Future of Work and Skills System for Scotland and Northern Ireland – A focus on young people alone will not be enough
This report marks the third in a series of three reports looking at what a 21st century skills system should look like, in a comparative study across Northern Ireland and Scotland. PRIORITIES FOR THE SKILLS SYSTEMS IN NORTHERN IRELAND AND SCOTLAND Disruption will be significant over the coming years – the skills system needs to … Continue reading
At a time when all jobs, whether in a coffee shop or a bank, can seemingly be described as creative, you’d be forgiven for thinking the word had lost all meaning in the labour market. However, this first piece of research from the Creative Industries Policy and Evidence Centre (PEC), written in partnership with Nesta, … Continue reading
Intended to clear up misconceptions on the subject of automation, the following report employs government and private data, including from the McKinsey Global Institute, to develop both backward- and forward-looking analyses of the impacts of automation over the years 1980 to 2016 and 2016 to 2030 across some 800 occupations. In doing so, the report … Continue reading
This guide shares nine steps to preparing the workforce for digital transformation, and 10 case studies that show skills provision in practice. Key findings: To learn new skills, people in work need access to multiple services: We have found nine components for building learning ecosystems that adapt to changes in skills demand and support individuals … Continue reading
The Future of Work – Fostering the benefits of new technologies requires good measures of their impact
The new technologies hold promises but also significant challenges. Advances in digitalization, artificial intelligence, and automation promise to raise productivity and growth, but they are also bound to reshape the economy and the way we work, with the potential to increase inequality. Given the dimension of the possible changes, it will take a comprehensive and … Continue reading
The Australian Government announced the Australian Qualifications Framework (AQF) Review in the 2017-18 Budget. The AQF is the national policy for regulated qualifications in Australia. As such, it affects education providers, industry and students. The AQF is agreed by the Council of Australian Governments (COAG). Both the COAG Education Council and the COAG Industry and … Continue reading
A range of sensible policies at the federal and state levels can help limit worker risks of displacement and support adjustments when such displacements occur.
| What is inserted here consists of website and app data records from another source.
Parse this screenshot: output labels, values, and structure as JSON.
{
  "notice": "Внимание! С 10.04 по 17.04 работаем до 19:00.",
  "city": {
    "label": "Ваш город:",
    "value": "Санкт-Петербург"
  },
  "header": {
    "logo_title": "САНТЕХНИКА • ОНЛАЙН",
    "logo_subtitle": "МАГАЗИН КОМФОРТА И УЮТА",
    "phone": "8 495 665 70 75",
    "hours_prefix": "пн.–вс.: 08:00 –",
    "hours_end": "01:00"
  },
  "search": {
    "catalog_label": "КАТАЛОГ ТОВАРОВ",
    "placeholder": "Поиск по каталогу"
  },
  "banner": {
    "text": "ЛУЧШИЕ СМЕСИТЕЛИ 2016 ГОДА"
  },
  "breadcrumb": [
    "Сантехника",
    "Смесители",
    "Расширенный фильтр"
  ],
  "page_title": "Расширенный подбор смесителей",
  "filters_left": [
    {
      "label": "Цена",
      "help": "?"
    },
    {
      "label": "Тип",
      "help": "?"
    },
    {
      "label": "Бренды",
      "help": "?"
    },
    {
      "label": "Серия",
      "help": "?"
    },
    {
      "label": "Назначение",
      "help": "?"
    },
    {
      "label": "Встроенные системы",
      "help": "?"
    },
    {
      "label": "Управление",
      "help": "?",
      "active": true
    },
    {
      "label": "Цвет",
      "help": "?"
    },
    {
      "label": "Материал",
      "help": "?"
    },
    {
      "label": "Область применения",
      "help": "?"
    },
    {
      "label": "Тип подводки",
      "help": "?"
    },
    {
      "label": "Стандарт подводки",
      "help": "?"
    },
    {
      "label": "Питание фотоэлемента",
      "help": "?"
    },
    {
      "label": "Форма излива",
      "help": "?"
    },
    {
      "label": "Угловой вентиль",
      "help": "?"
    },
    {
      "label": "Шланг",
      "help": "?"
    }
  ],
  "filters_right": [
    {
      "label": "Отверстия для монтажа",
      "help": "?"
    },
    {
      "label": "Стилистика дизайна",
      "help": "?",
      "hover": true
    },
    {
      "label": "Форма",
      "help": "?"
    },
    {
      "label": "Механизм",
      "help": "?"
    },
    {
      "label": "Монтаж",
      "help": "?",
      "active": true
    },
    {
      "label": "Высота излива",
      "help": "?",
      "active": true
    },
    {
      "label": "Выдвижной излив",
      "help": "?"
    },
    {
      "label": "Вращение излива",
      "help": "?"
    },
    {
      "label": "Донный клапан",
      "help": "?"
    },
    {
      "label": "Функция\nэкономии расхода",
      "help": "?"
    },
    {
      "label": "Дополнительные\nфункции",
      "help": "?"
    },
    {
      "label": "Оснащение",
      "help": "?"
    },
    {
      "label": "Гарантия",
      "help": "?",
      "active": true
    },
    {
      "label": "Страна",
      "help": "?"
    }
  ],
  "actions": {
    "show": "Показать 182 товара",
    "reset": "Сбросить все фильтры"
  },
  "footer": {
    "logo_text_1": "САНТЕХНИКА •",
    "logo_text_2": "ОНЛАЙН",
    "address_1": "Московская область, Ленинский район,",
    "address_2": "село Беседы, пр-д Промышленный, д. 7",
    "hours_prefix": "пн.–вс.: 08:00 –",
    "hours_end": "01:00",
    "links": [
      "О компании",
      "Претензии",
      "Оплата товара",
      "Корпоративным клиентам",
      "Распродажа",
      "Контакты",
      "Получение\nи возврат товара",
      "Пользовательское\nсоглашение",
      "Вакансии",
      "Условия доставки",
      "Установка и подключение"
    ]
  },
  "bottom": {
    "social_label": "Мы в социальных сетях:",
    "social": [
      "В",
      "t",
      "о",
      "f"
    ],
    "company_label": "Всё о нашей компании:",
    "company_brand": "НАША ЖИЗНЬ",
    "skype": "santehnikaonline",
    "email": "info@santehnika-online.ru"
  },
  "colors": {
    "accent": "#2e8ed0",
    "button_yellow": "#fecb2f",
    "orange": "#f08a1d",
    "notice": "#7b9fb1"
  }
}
Education for 21st century skills For instance, students at all levels of education will need better preparation in what are often called “21st century skills.” These include communication and a … Continue reading
We use estimates from Frey and Osborne (2017) of how likely automation is to affect occupations. They first identify the tasks of each occupation that may become automated: perception and manipulation tasks, creative intelligence tasks, and social intelligence tasks. Then they use a machine learning algorithm to calculate the probabilities of computerization. We merge their … Continue reading
Digitisation is transforming the nature of work, as well as many aspects of social and civic life. Digital skills are vital for individuals and national economies to prosper in a rapidly-changing world, bene ting from the opportunities of digital and remaining resilient to potential risks. More than 90 per cent of jobs in some categories … Continue reading
The Fourth Industrial Revolution is interacting with other socio-economic and demographic factors to create a perfect storm of business model change in all industries, resulting in major disruptions to labour markets. New categories of jobs will emerge, partly or wholly displacing others. The skill sets required in both old and new occupations will change in … Continue reading